Your task: Reproduce the listing below in full and exactly; no pictures belong in the copy.
(Beginning of Supplied entries)
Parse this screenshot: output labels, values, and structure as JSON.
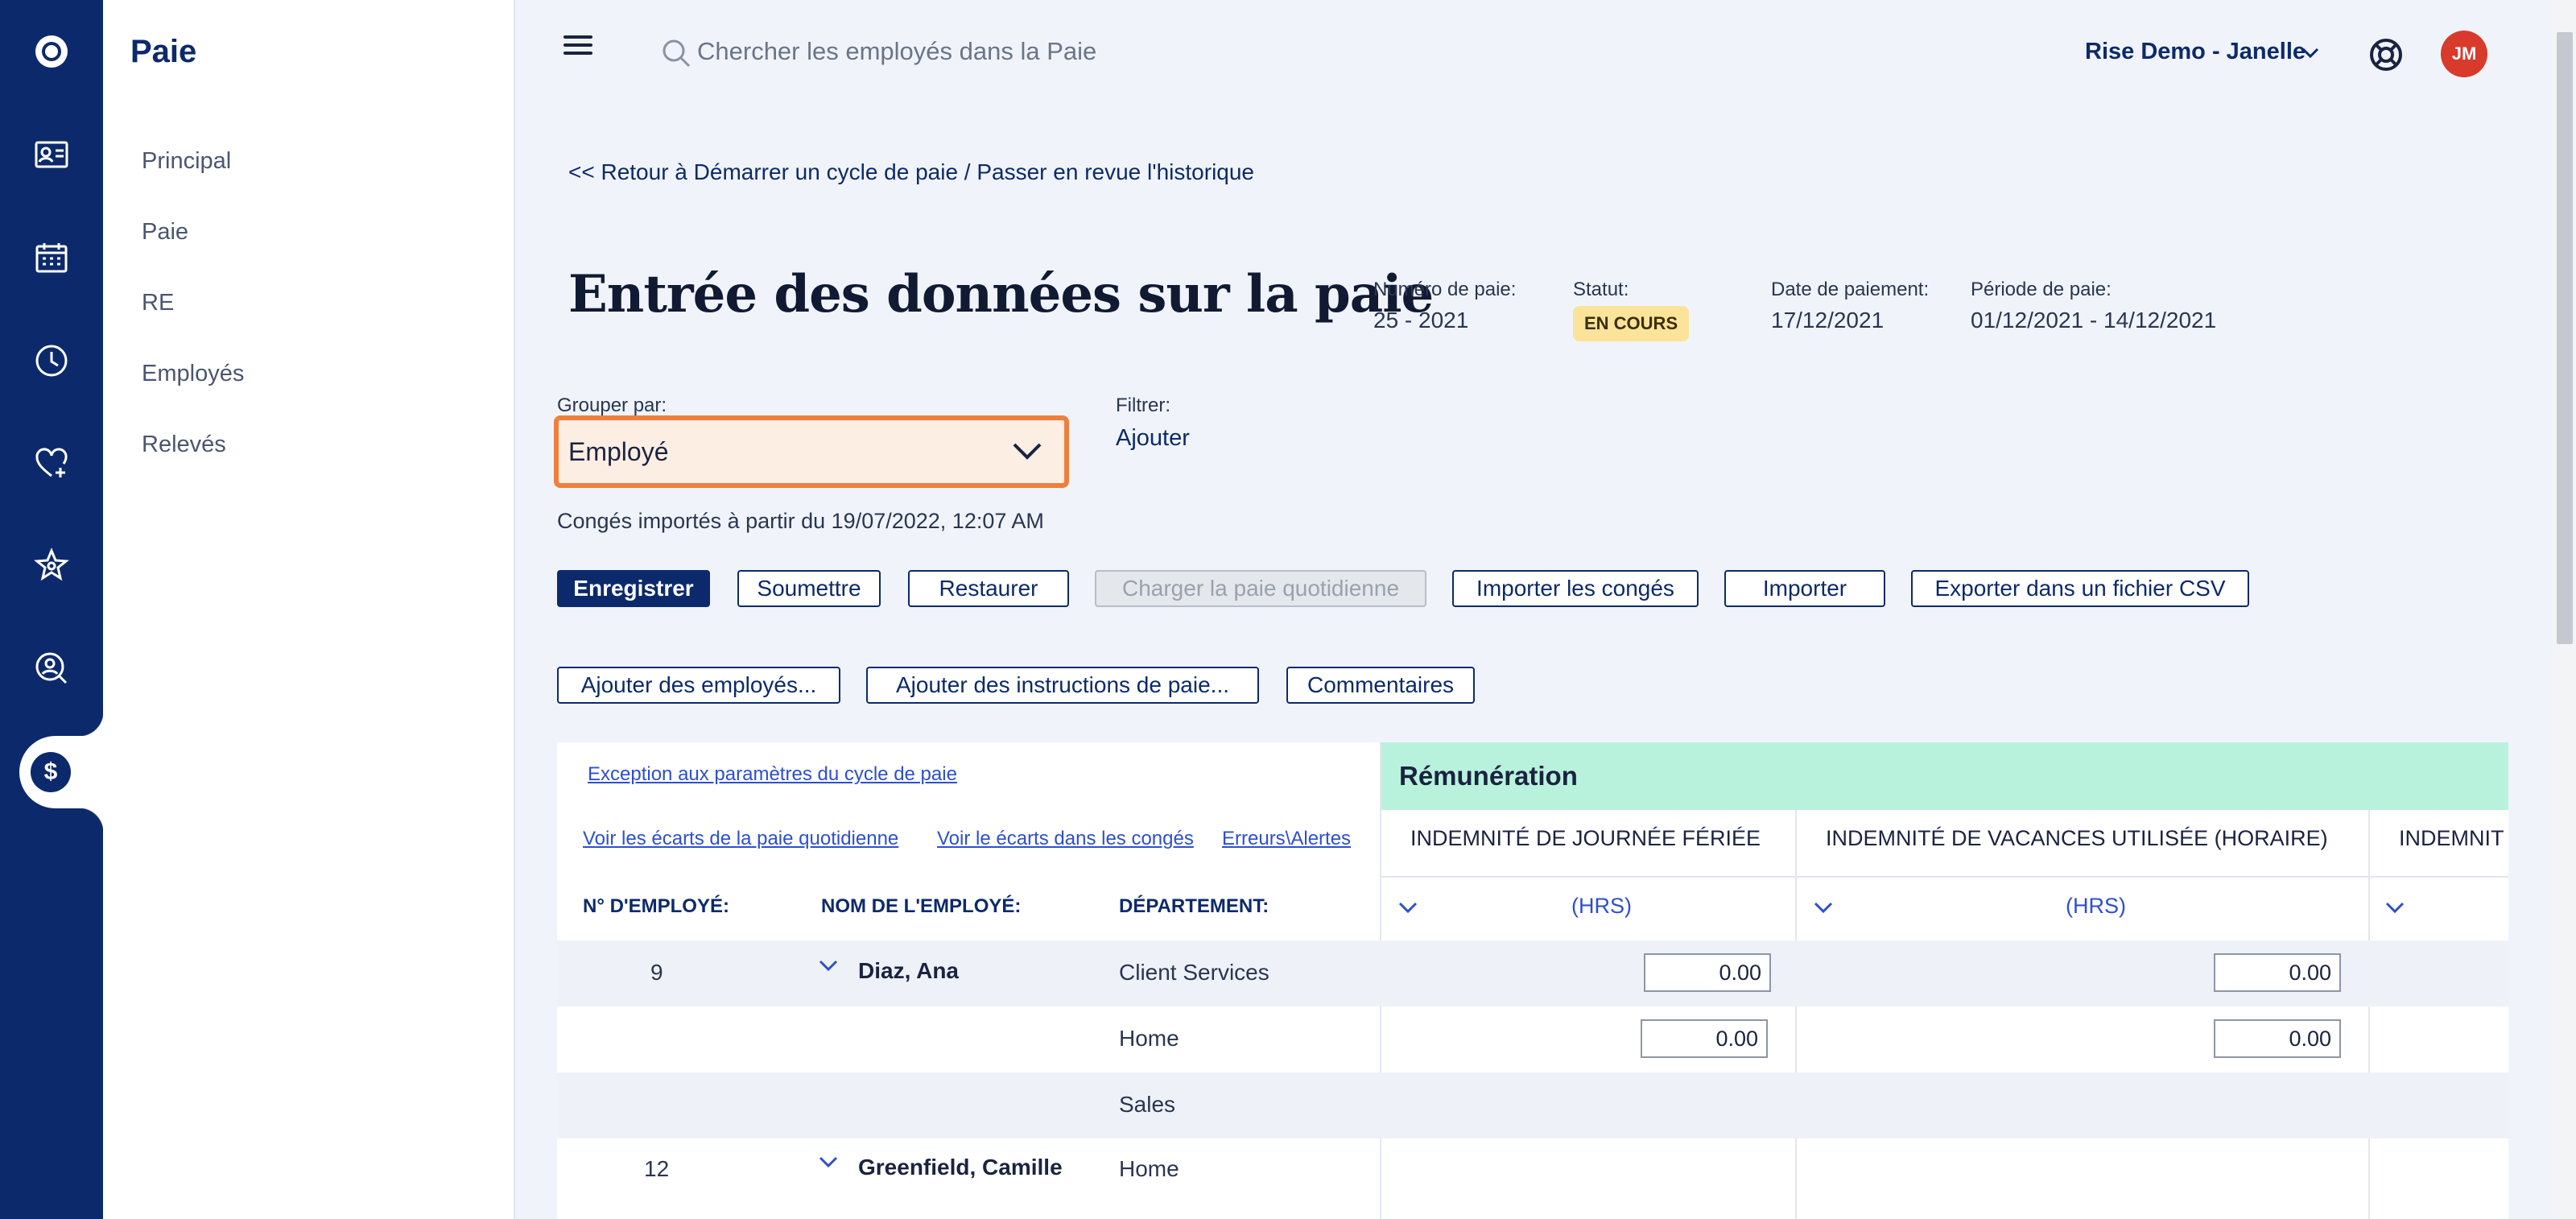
{
  "rail": {
    "icons": [
      "logo-icon",
      "id-card-icon",
      "calendar-icon",
      "clock-icon",
      "heart-plus-icon",
      "star-icon",
      "person-search-icon",
      "dollar-icon"
    ]
  },
  "subnav": {
    "title": "Paie",
    "items": [
      "Principal",
      "Paie",
      "RE",
      "Employés",
      "Relevés"
    ]
  },
  "header": {
    "search_placeholder": "Chercher les employés dans la Paie",
    "company": "Rise Demo - Janelle",
    "avatar_initials": "JM"
  },
  "content": {
    "back_link": "<< Retour à Démarrer un cycle de paie / Passer en revue l'historique",
    "title": "Entrée des données sur la paie",
    "meta": {
      "pay_number_label": "Numéro de paie:",
      "pay_number": "25 - 2021",
      "status_label": "Statut:",
      "status": "EN COURS",
      "pay_date_label": "Date de paiement:",
      "pay_date": "17/12/2021",
      "period_label": "Période de paie:",
      "period": "01/12/2021 - 14/12/2021"
    },
    "group_by_label": "Grouper par:",
    "group_by_value": "Employé",
    "filter_label": "Filtrer:",
    "filter_add": "Ajouter",
    "conges_note": "Congés importés à partir du 19/07/2022, 12:07 AM",
    "buttons_row1": [
      "Enregistrer",
      "Soumettre",
      "Restaurer",
      "Charger la paie quotidienne",
      "Importer les congés",
      "Importer",
      "Exporter dans un fichier CSV"
    ],
    "buttons_row2": [
      "Ajouter des employés...",
      "Ajouter des instructions de paie...",
      "Commentaires"
    ]
  },
  "table": {
    "exception_link": "Exception aux paramètres du cycle de paie",
    "links": [
      "Voir les écarts de la paie quotidienne",
      "Voir le écarts dans les congés",
      "Erreurs\\Alertes"
    ],
    "section": "Rémunération",
    "columns": [
      "INDEMNITÉ DE JOURNÉE FÉRIÉE",
      "INDEMNITÉ DE VACANCES UTILISÉE (HORAIRE)",
      "INDEMNIT"
    ],
    "unit": "(HRS)",
    "headers": [
      "N° D'EMPLOYÉ:",
      "NOM DE L'EMPLOYÉ:",
      "DÉPARTEMENT:"
    ],
    "rows": [
      {
        "num": "9",
        "name": "Diaz, Ana",
        "dept": "Client Services",
        "v1": "0.00",
        "v2": "0.00"
      },
      {
        "num": "",
        "name": "",
        "dept": "Home",
        "v1": "0.00",
        "v2": "0.00"
      },
      {
        "num": "",
        "name": "",
        "dept": "Sales",
        "v1": "",
        "v2": ""
      },
      {
        "num": "12",
        "name": "Greenfield, Camille",
        "dept": "Home",
        "v1": "",
        "v2": ""
      }
    ]
  },
  "colors": {
    "navy": "#0c2a6b",
    "highlight_border": "#ef7f3a",
    "remuneration_band": "#b9f2dc",
    "status_badge": "#fbe39a",
    "avatar": "#d83a2b"
  }
}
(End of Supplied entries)
Solution:
Parse this screenshot: output labels, values, and structure as JSON.
{
  "rail": {
    "icons": [
      "logo-icon",
      "id-card-icon",
      "calendar-icon",
      "clock-icon",
      "heart-plus-icon",
      "star-icon",
      "person-search-icon",
      "dollar-icon"
    ]
  },
  "subnav": {
    "title": "Paie",
    "items": [
      "Principal",
      "Paie",
      "RE",
      "Employés",
      "Relevés"
    ]
  },
  "header": {
    "search_placeholder": "Chercher les employés dans la Paie",
    "company": "Rise Demo - Janelle",
    "avatar_initials": "JM"
  },
  "content": {
    "back_link": "<< Retour à Démarrer un cycle de paie / Passer en revue l'historique",
    "title": "Entrée des données sur la paie",
    "meta": {
      "pay_number_label": "Numéro de paie:",
      "pay_number": "25 - 2021",
      "status_label": "Statut:",
      "status": "EN COURS",
      "pay_date_label": "Date de paiement:",
      "pay_date": "17/12/2021",
      "period_label": "Période de paie:",
      "period": "01/12/2021 - 14/12/2021"
    },
    "group_by_label": "Grouper par:",
    "group_by_value": "Employé",
    "filter_label": "Filtrer:",
    "filter_add": "Ajouter",
    "conges_note": "Congés importés à partir du 19/07/2022, 12:07 AM",
    "buttons_row1": [
      "Enregistrer",
      "Soumettre",
      "Restaurer",
      "Charger la paie quotidienne",
      "Importer les congés",
      "Importer",
      "Exporter dans un fichier CSV"
    ],
    "buttons_row2": [
      "Ajouter des employés...",
      "Ajouter des instructions de paie...",
      "Commentaires"
    ]
  },
  "table": {
    "exception_link": "Exception aux paramètres du cycle de paie",
    "links": [
      "Voir les écarts de la paie quotidienne",
      "Voir le écarts dans les congés",
      "Erreurs\\Alertes"
    ],
    "section": "Rémunération",
    "columns": [
      "INDEMNITÉ DE JOURNÉE FÉRIÉE",
      "INDEMNITÉ DE VACANCES UTILISÉE (HORAIRE)",
      "INDEMNIT"
    ],
    "unit": "(HRS)",
    "headers": [
      "N° D'EMPLOYÉ:",
      "NOM DE L'EMPLOYÉ:",
      "DÉPARTEMENT:"
    ],
    "rows": [
      {
        "num": "9",
        "name": "Diaz, Ana",
        "dept": "Client Services",
        "v1": "0.00",
        "v2": "0.00"
      },
      {
        "num": "",
        "name": "",
        "dept": "Home",
        "v1": "0.00",
        "v2": "0.00"
      },
      {
        "num": "",
        "name": "",
        "dept": "Sales",
        "v1": "",
        "v2": ""
      },
      {
        "num": "12",
        "name": "Greenfield, Camille",
        "dept": "Home",
        "v1": "",
        "v2": ""
      }
    ]
  },
  "colors": {
    "navy": "#0c2a6b",
    "highlight_border": "#ef7f3a",
    "remuneration_band": "#b9f2dc",
    "status_badge": "#fbe39a",
    "avatar": "#d83a2b"
  }
}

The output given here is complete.